The third hole is especially challenging, even from the forward tees, when the pin is in the back right corner, forcing your tee shot to carry four bunkers.
No. 4 is reachable in two shots, but trees line the fairway and the landing areas for both shots are narrow, with a large lake guarding the right side of the green.
"It's a great risk-reward hole," Dunnavant said. "If you push your approach shot right, it's in the water, and if you go left there's a bunker. But you can get there with a good shot and have an eagle putt."
The fifth hole is back up the hill, with bunkers on both sides of the driving area and on each side of the green.
No. 6 can be a bit of a breather, 378 yards from an elevated tee, but there are two lakes on the left side to clear for anyone brave enough to cut the corner, and five fairway bunkers.
The first three holes of the back nine at Sterling Hills present a series of divergent challenges which require varying skills and make club selection vital.
The 379-yard 10th hole is unique in that there is an area of rough and two bunkers in the middle of the fairway about 150 yards from the green.
"There is actually a split fairway on No. 10 with the rough as part of the design," Dunnavant said. "You can take driver and try to hit over it and have maybe a wedge in because it's not a very long hole. Or you can lay up short of the rough to about 150 yards and have a mid-iron for your second shot."
No. 11 looks simple enough at 159 yards but the long, shallow green, which angles from right to left, is 40 yards wide and makes it very deceptive. Because of the shape of the green, you can be on the short grass and not have a putt.
"That green poses some problems if you're in the wrong spot," Dunnavant said. "You might have to chip to get to the hole or putt the ball over the fringe. It's only 159 yards from the back tees, but it can be a real challenge."
The 12th hole is 409 yards of bad news up the hill. There are bunkers on each side of the fairway and a brush-filled barranca makes for a blind second shot to a tiered, sloping green. The only bailout is left, because a long bunker guards the back right.

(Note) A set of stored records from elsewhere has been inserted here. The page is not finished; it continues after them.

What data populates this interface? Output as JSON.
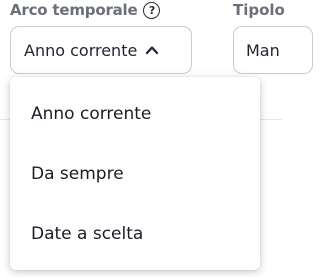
{
  "filters": {
    "time_range": {
      "label": "Arco temporale",
      "help_icon": "?",
      "selected": "Anno corrente",
      "options": [
        "Anno corrente",
        "Da sempre",
        "Date a scelta"
      ]
    },
    "type": {
      "label": "Tipolo",
      "selected": "Man"
    }
  },
  "icons": {
    "help": "help-circle-icon",
    "chevron": "chevron-up-icon"
  }
}
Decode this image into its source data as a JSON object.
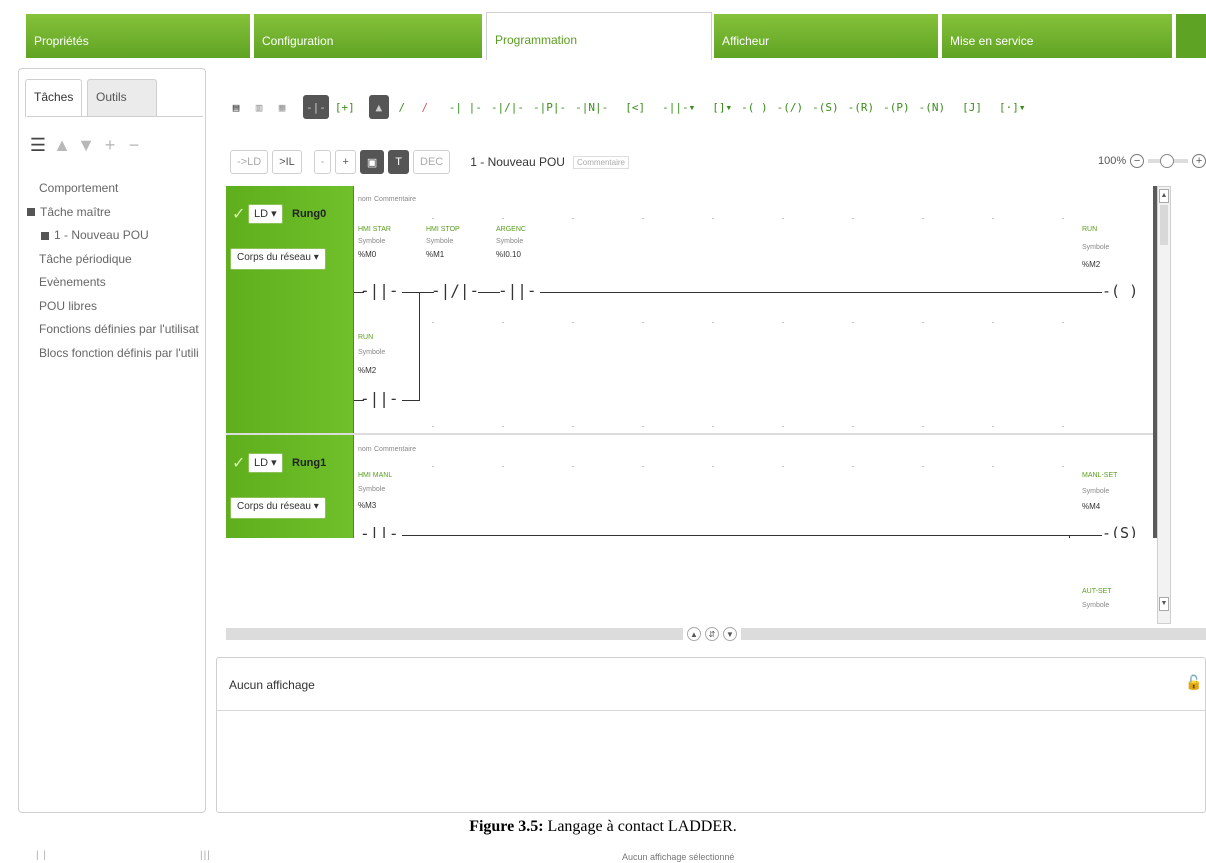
{
  "tabs": [
    {
      "label": "Propriétés"
    },
    {
      "label": "Configuration"
    },
    {
      "label": "Programmation"
    },
    {
      "label": "Afficheur"
    },
    {
      "label": "Mise en service"
    }
  ],
  "left_panel": {
    "tabs": [
      {
        "label": "Tâches"
      },
      {
        "label": "Outils"
      }
    ],
    "tree": [
      {
        "label": "Comportement"
      },
      {
        "label": "Tâche maître"
      },
      {
        "label": "1 - Nouveau POU"
      },
      {
        "label": "Tâche périodique"
      },
      {
        "label": "Evènements"
      },
      {
        "label": "POU libres"
      },
      {
        "label": "Fonctions définies par l'utilisat"
      },
      {
        "label": "Blocs fonction définis par l'utili"
      }
    ]
  },
  "toolbar2": {
    "btn_ld": "->LD",
    "btn_il": ">IL",
    "btn_minus": "-",
    "btn_plus": "+",
    "btn_dec": "DEC",
    "pou_name": "1 - Nouveau POU",
    "pou_comment": "Commentaire",
    "zoom": "100%"
  },
  "rungs": [
    {
      "lang": "LD",
      "name": "Rung0",
      "corps": "Corps du réseau",
      "comment_prefix": "nom",
      "comment": "Commentaire",
      "contacts": [
        {
          "symbol": "HMI STAR",
          "sublabel": "Symbole",
          "address": "%M0",
          "kind": "NO"
        },
        {
          "symbol": "HMI STOP",
          "sublabel": "Symbole",
          "address": "%M1",
          "kind": "NC"
        },
        {
          "symbol": "ARGENC",
          "sublabel": "Symbole",
          "address": "%I0.10",
          "kind": "NO"
        },
        {
          "symbol": "RUN",
          "sublabel": "Symbole",
          "address": "%M2",
          "kind": "NO"
        }
      ],
      "coil": {
        "symbol": "RUN",
        "sublabel": "Symbole",
        "address": "%M2",
        "kind": "( )"
      }
    },
    {
      "lang": "LD",
      "name": "Rung1",
      "corps": "Corps du réseau",
      "comment_prefix": "nom",
      "comment": "Commentaire",
      "contacts": [
        {
          "symbol": "HMI MANL",
          "sublabel": "Symbole",
          "address": "%M3",
          "kind": "NO"
        }
      ],
      "coil": {
        "symbol": "MANL-SET",
        "sublabel": "Symbole",
        "address": "%M4",
        "kind": "(S)"
      },
      "next_label": {
        "symbol": "AUT-SET",
        "sublabel": "Symbole"
      }
    }
  ],
  "bottom_panel": {
    "title": "Aucun affichage"
  },
  "caption": {
    "bold": "Figure 3.5:",
    "text": " Langage à contact LADDER."
  },
  "footer_strip": {
    "text": "Aucun affichage sélectionné"
  }
}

"It can be a tricky hole," Dunnavant said. "You can take driver, depending on what tees you are hitting from, but you can definitely drive the ball into the barranca on the right. If you decide to lay up, the right side takes the most direct line even though it's a blind shot and there are bunkers over there. There is plenty of room up the left side of the hole and you have an open view of the green. It's a long green from left to right and there are two tiers, actually a big bowl in the middle, so you have to be in the right place."
Sterling Hills Golf Club has a long, strong finish with the uphill, 501-yard 16th,
the 466-yard 17th and the uphill, 523-yard 18th.
No. 17 is the toughest hole on the course, even though it plays downhill, often into the wind. A chute of trees and a narrowing fairway make accuracy a must on the tee shot, and there is a swale in the fairway about 170 yards from the green.
"You can be penalized if you hit your tee shot too far because of the gully," Dunnavant said. "You can get an uneven lie in the gully, which will make the second shot even more difficult. You want to stay from the middle to the left of the green on your approach because if your ball drifts right it can go in the bunker or down the hill."
The finishing hole is a big dogleg left par five, with a large trap and a stand of trees making it difficult to go from the green in two. There are three more bunkers waiting near the green, which measures 46 yards from back to front.
"I like that the last hole is a par five," Dunnavant said. "It makes things exciting in a tournament situation, with a chance to make a birdie or an eagle on the final hole. But if you hit your approach out to the right, you can go in the bunkers, and if you go left you have to hack it out of the trees."
On clear days, golfers are treated to a spectacular panorama. There are stunning views of the Topa Topa Mountains, snow-capped in winter, to the East from many holes. The Pacific Ocean sparkles in the sun four miles to the West, and the Channel Islands can be seen from the elevated 13th and 17th tees.
They help make for a Sterling day.
November 30, 2001